→ **Assignment**: The expected result is a word-for-word copy of the entries, minus any pictures.

Dataset rows describing interfaces:

_ _ _ _

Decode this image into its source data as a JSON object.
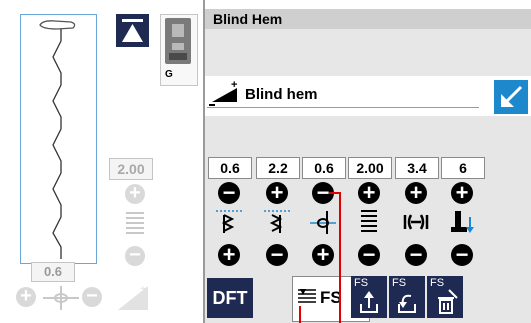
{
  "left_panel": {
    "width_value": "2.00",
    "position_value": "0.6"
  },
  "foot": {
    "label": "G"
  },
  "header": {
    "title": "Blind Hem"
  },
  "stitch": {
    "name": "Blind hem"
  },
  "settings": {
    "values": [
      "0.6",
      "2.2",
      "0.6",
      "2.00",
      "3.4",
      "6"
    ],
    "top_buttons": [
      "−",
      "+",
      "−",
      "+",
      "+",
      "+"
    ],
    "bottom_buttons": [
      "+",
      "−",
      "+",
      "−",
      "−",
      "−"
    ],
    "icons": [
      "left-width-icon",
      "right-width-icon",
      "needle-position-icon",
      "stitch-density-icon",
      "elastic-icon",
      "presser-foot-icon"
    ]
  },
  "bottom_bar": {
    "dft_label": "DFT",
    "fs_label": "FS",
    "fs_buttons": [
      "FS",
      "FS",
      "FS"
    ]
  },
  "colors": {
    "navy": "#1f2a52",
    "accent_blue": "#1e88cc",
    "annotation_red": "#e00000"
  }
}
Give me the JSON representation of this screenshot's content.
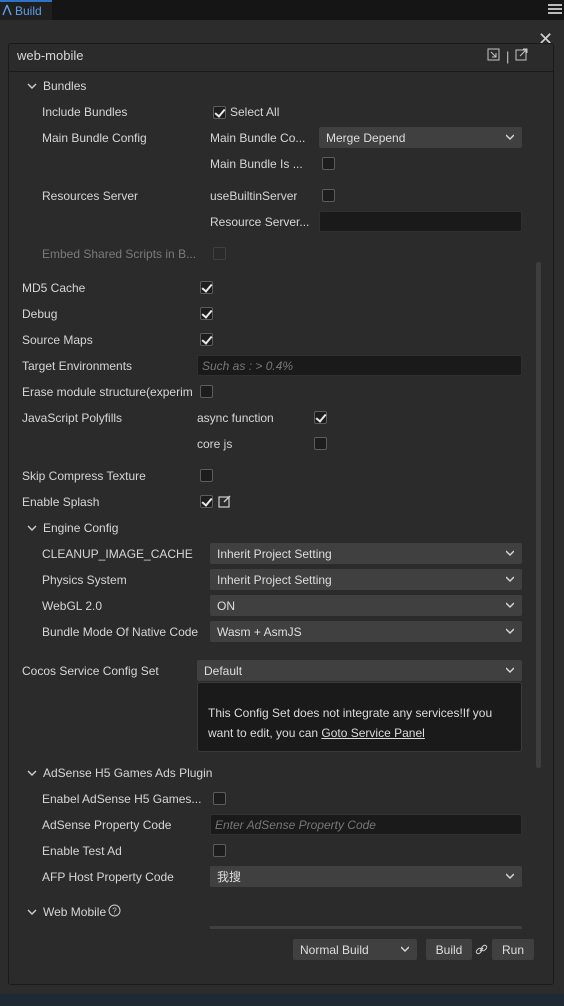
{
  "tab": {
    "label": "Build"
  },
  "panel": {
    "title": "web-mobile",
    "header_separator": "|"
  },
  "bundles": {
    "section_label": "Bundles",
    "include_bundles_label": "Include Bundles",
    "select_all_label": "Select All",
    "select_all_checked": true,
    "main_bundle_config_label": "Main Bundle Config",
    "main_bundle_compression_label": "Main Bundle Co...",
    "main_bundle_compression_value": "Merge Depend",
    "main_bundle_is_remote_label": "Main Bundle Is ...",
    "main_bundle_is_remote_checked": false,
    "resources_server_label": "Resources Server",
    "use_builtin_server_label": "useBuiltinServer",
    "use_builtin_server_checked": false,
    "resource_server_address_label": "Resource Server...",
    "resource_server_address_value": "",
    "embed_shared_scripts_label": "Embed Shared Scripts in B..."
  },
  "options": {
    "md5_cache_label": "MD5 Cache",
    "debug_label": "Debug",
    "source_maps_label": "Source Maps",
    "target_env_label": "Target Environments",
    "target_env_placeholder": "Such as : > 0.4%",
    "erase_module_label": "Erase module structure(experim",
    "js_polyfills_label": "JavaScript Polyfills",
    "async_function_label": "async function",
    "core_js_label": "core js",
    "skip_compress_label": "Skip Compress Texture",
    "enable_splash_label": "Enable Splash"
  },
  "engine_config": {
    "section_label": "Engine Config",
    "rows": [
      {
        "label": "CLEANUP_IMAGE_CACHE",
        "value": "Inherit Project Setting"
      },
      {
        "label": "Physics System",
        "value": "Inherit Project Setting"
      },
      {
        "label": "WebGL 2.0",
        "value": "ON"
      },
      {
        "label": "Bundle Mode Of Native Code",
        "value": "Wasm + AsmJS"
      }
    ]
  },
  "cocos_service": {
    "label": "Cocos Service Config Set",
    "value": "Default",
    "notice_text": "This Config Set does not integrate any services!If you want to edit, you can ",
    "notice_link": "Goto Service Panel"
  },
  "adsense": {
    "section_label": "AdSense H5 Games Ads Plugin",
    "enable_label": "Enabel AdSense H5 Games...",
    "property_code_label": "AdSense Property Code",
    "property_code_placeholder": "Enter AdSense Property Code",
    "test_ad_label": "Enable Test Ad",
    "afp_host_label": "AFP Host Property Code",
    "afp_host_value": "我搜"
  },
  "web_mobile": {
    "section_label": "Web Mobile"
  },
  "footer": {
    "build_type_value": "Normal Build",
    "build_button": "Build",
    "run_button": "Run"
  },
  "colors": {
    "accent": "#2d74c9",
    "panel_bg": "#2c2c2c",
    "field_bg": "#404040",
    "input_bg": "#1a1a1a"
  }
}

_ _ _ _

→ **Output below**:
Decode this image into its source data as a JSON object.
{
  "left_panel": {
    "width_value": "2.00",
    "position_value": "0.6"
  },
  "foot": {
    "label": "G"
  },
  "header": {
    "title": "Blind Hem"
  },
  "stitch": {
    "name": "Blind hem"
  },
  "settings": {
    "values": [
      "0.6",
      "2.2",
      "0.6",
      "2.00",
      "3.4",
      "6"
    ],
    "top_buttons": [
      "−",
      "+",
      "−",
      "+",
      "+",
      "+"
    ],
    "bottom_buttons": [
      "+",
      "−",
      "+",
      "−",
      "−",
      "−"
    ],
    "icons": [
      "left-width-icon",
      "right-width-icon",
      "needle-position-icon",
      "stitch-density-icon",
      "elastic-icon",
      "presser-foot-icon"
    ]
  },
  "bottom_bar": {
    "dft_label": "DFT",
    "fs_label": "FS",
    "fs_buttons": [
      "FS",
      "FS",
      "FS"
    ]
  },
  "colors": {
    "navy": "#1f2a52",
    "accent_blue": "#1e88cc",
    "annotation_red": "#e00000"
  }
}
Give me the JSON representation of this screenshot's content.
{
  "tab": {
    "label": "Build"
  },
  "panel": {
    "title": "web-mobile",
    "header_separator": "|"
  },
  "bundles": {
    "section_label": "Bundles",
    "include_bundles_label": "Include Bundles",
    "select_all_label": "Select All",
    "select_all_checked": true,
    "main_bundle_config_label": "Main Bundle Config",
    "main_bundle_compression_label": "Main Bundle Co...",
    "main_bundle_compression_value": "Merge Depend",
    "main_bundle_is_remote_label": "Main Bundle Is ...",
    "main_bundle_is_remote_checked": false,
    "resources_server_label": "Resources Server",
    "use_builtin_server_label": "useBuiltinServer",
    "use_builtin_server_checked": false,
    "resource_server_address_label": "Resource Server...",
    "resource_server_address_value": "",
    "embed_shared_scripts_label": "Embed Shared Scripts in B..."
  },
  "options": {
    "md5_cache_label": "MD5 Cache",
    "debug_label": "Debug",
    "source_maps_label": "Source Maps",
    "target_env_label": "Target Environments",
    "target_env_placeholder": "Such as : > 0.4%",
    "erase_module_label": "Erase module structure(experim",
    "js_polyfills_label": "JavaScript Polyfills",
    "async_function_label": "async function",
    "core_js_label": "core js",
    "skip_compress_label": "Skip Compress Texture",
    "enable_splash_label": "Enable Splash"
  },
  "engine_config": {
    "section_label": "Engine Config",
    "rows": [
      {
        "label": "CLEANUP_IMAGE_CACHE",
        "value": "Inherit Project Setting"
      },
      {
        "label": "Physics System",
        "value": "Inherit Project Setting"
      },
      {
        "label": "WebGL 2.0",
        "value": "ON"
      },
      {
        "label": "Bundle Mode Of Native Code",
        "value": "Wasm + AsmJS"
      }
    ]
  },
  "cocos_service": {
    "label": "Cocos Service Config Set",
    "value": "Default",
    "notice_text": "This Config Set does not integrate any services!If you want to edit, you can ",
    "notice_link": "Goto Service Panel"
  },
  "adsense": {
    "section_label": "AdSense H5 Games Ads Plugin",
    "enable_label": "Enabel AdSense H5 Games...",
    "property_code_label": "AdSense Property Code",
    "property_code_placeholder": "Enter AdSense Property Code",
    "test_ad_label": "Enable Test Ad",
    "afp_host_label": "AFP Host Property Code",
    "afp_host_value": "我搜"
  },
  "web_mobile": {
    "section_label": "Web Mobile"
  },
  "footer": {
    "build_type_value": "Normal Build",
    "build_button": "Build",
    "run_button": "Run"
  },
  "colors": {
    "accent": "#2d74c9",
    "panel_bg": "#2c2c2c",
    "field_bg": "#404040",
    "input_bg": "#1a1a1a"
  }
}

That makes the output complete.